In 2018 Mrs Russell was presented with the Award of Literary Excellence from Gemini Ink, San Antonio’s literary center, for her body of work. That same year the was inducted into The Dailey Texan Hall of Fame at the University of Texas. Also in 2018 The Friends of the San Antonio Public Library recognized Jan at their Arts and Letters Award Ceremony.

For the last 4 years Mrs Russell has researched and written Eleanor in the Village. In this book Russell explores a lesser-known but crucial chapter in the life of Eleanor Roosevelt: when she shed her former life and took up residence among artists and reformers in Greenwich Village. The move profoundly shaped her identity and political outlook in the years that followed. Eleanor would return to the Village on a regular basis before and even after becoming First Lady. The Village had a profound influence on Mrs Roosevelt, and Mrs Roosevelt had a profound influence upon the Village.

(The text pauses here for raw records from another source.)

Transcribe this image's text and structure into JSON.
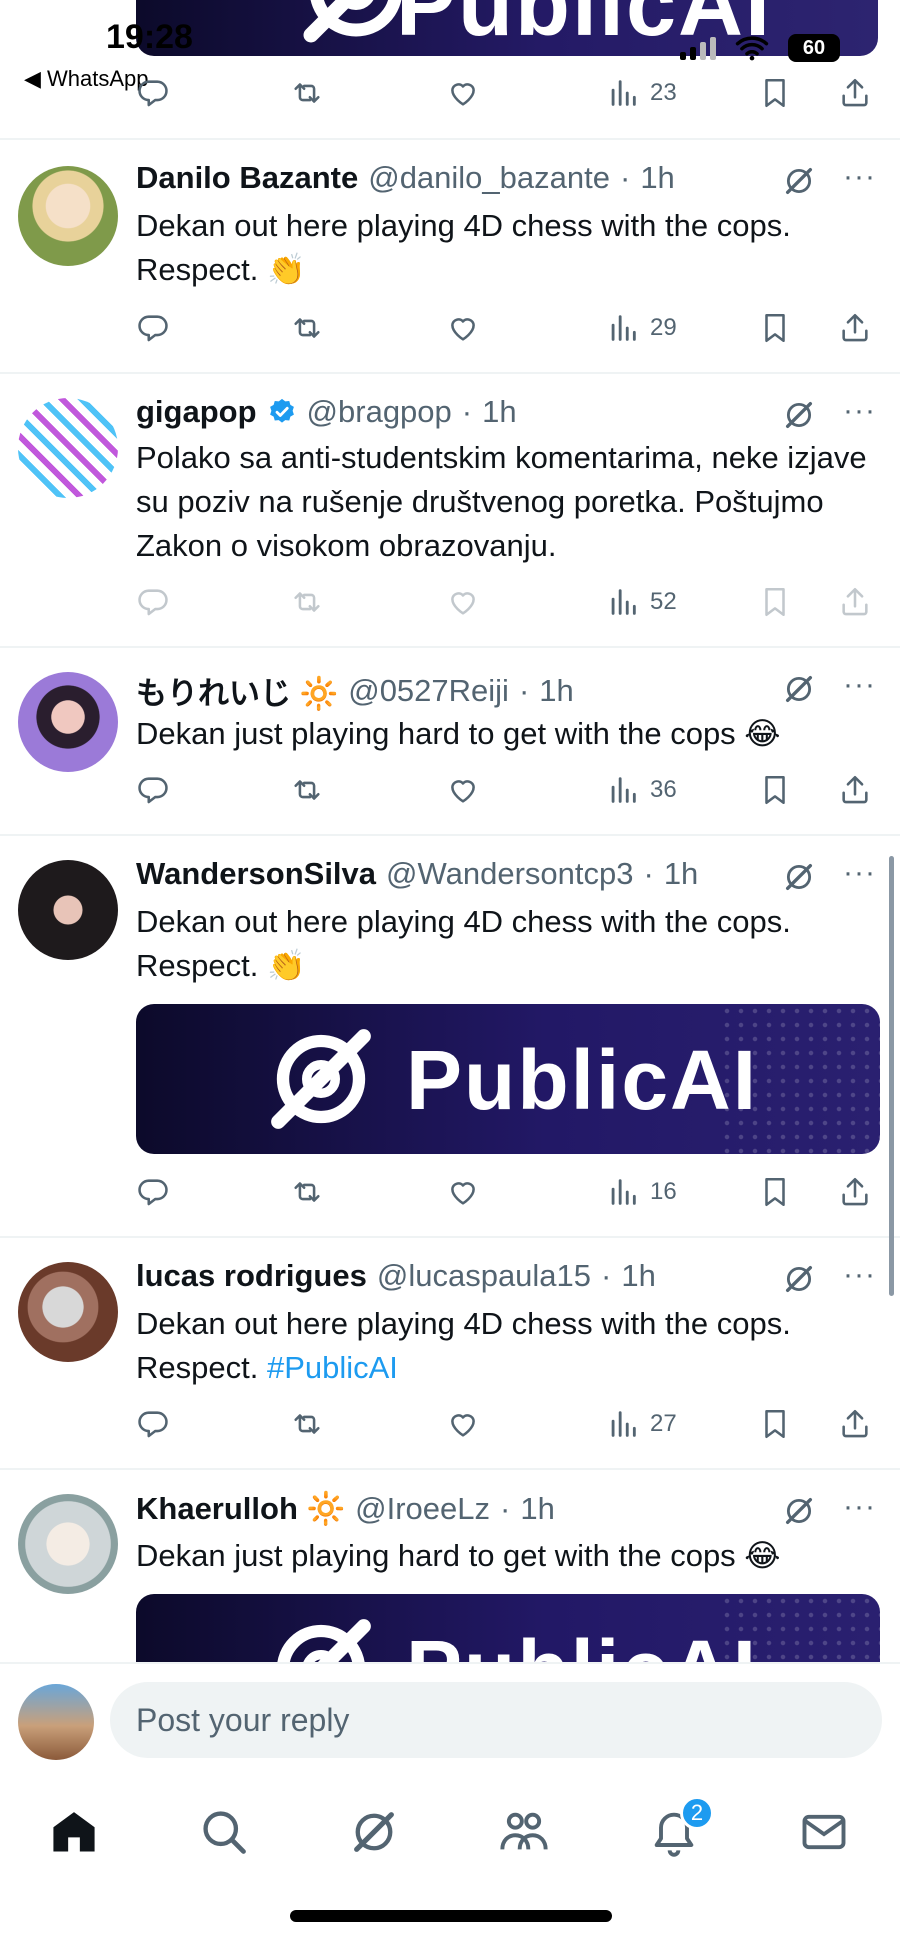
{
  "status_bar": {
    "time": "19:28",
    "back_app": "◀ WhatsApp",
    "battery": "60"
  },
  "top_banner": {
    "brand": "PublicAI"
  },
  "top_actions": {
    "views": "23"
  },
  "tweets": [
    {
      "name": "Danilo Bazante",
      "handle": "@danilo_bazante",
      "time": "1h",
      "text": "Dekan out here playing 4D chess with the cops. Respect. 👏",
      "views": "29"
    },
    {
      "name": "gigapop",
      "handle": "@bragpop",
      "time": "1h",
      "text": "Polako sa anti-studentskim komentarima, neke izjave su poziv na rušenje društvenog poretka. Poštujmo Zakon o visokom obrazovanju.",
      "views": "52"
    },
    {
      "name": "もりれいじ 🔆",
      "handle": "@0527Reiji",
      "time": "1h",
      "text": "Dekan just playing hard to get with the cops 😂",
      "views": "36"
    },
    {
      "name": "WandersonSilva",
      "handle": "@Wandersontcp3",
      "time": "1h",
      "text": "Dekan out here playing 4D chess with the cops. Respect. 👏",
      "media_brand": "PublicAI",
      "views": "16"
    },
    {
      "name": "lucas rodrigues",
      "handle": "@lucaspaula15",
      "time": "1h",
      "text_plain": "Dekan out here playing 4D chess with the cops. Respect. ",
      "hashtag": "#PublicAI",
      "views": "27"
    },
    {
      "name": "Khaerulloh 🔆",
      "handle": "@IroeeLz",
      "time": "1h",
      "text": "Dekan just playing hard to get with the cops 😂",
      "media_brand": "PublicAI"
    }
  ],
  "separator": "·",
  "more_label": "···",
  "reply_box": {
    "placeholder": "Post your reply"
  },
  "tabbar": {
    "notifications_badge": "2"
  },
  "colors": {
    "accent": "#1d9bf0",
    "muted": "#536471",
    "text": "#0f1419",
    "divider": "#eff3f4"
  }
}
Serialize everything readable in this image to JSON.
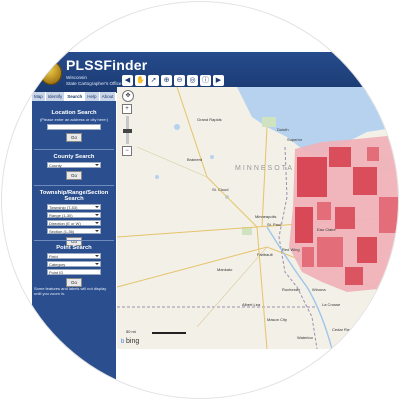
{
  "app": {
    "title": "PLSSFinder",
    "subtitle_line1": "Wisconsin",
    "subtitle_line2": "State Cartographer's Office"
  },
  "toolbar": {
    "tools": [
      {
        "name": "back-icon",
        "glyph": "◀"
      },
      {
        "name": "pan-icon",
        "glyph": "✋"
      },
      {
        "name": "select-icon",
        "glyph": "➚"
      },
      {
        "name": "zoom-in-icon",
        "glyph": "⊕"
      },
      {
        "name": "zoom-out-icon",
        "glyph": "⊖"
      },
      {
        "name": "globe-icon",
        "glyph": "◎"
      },
      {
        "name": "info-icon",
        "glyph": "ⓘ"
      },
      {
        "name": "forward-icon",
        "glyph": "▶"
      }
    ]
  },
  "tabs": [
    {
      "label": "Map",
      "active": false
    },
    {
      "label": "Identify",
      "active": false
    },
    {
      "label": "Search",
      "active": true
    },
    {
      "label": "Help",
      "active": false
    },
    {
      "label": "About",
      "active": false
    }
  ],
  "panel": {
    "location": {
      "title": "Location Search",
      "note": "(Please enter an address or city here:)",
      "input_value": "",
      "go": "Go"
    },
    "county": {
      "title": "County Search",
      "select": "County",
      "go": "Go"
    },
    "trs": {
      "title": "Township/Range/Section Search",
      "selects": [
        "Township (T-53)",
        "Range (1-30)",
        "Direction (E or W)",
        "Section (1-36)"
      ],
      "go": "Go"
    },
    "point": {
      "title": "Point Search",
      "selects": [
        "Field",
        "Category",
        "Point ID"
      ],
      "go": "Go"
    },
    "footnote": "Some features and labels will not display until you zoom in."
  },
  "map": {
    "state_label": "MINNESOTA",
    "cities": [
      "Duluth",
      "Superior",
      "Grand Rapids",
      "Brainerd",
      "St. Cloud",
      "Minneapolis",
      "St. Paul",
      "Rochester",
      "Mankato",
      "Albert Lea",
      "Faribault",
      "Red Wing",
      "Winona",
      "La Crosse",
      "Cedar Rapids",
      "Waterloo",
      "Mason City",
      "Eau Claire"
    ],
    "zoom_pan": "✥",
    "zoom_in": "+",
    "zoom_out": "−",
    "scale_text": "50 mi",
    "attribution": "bing",
    "attribution_icon": "b"
  },
  "colors": {
    "header": "#1b3a72",
    "panel": "#2b4f8e",
    "parcel_dark": "#d63c4a",
    "parcel_light": "#efb2b9"
  }
}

Russell is a member of The Texas Institute of Letters, the Philosophical Society of Texas, and has served on the board of Gemini Ink, San Antonio’s literary organization. Finally she is a certified black belt, first degree in NIA, a movement practice that combines dance, yoga and the martial arts.

Author Photo by Trish Simonite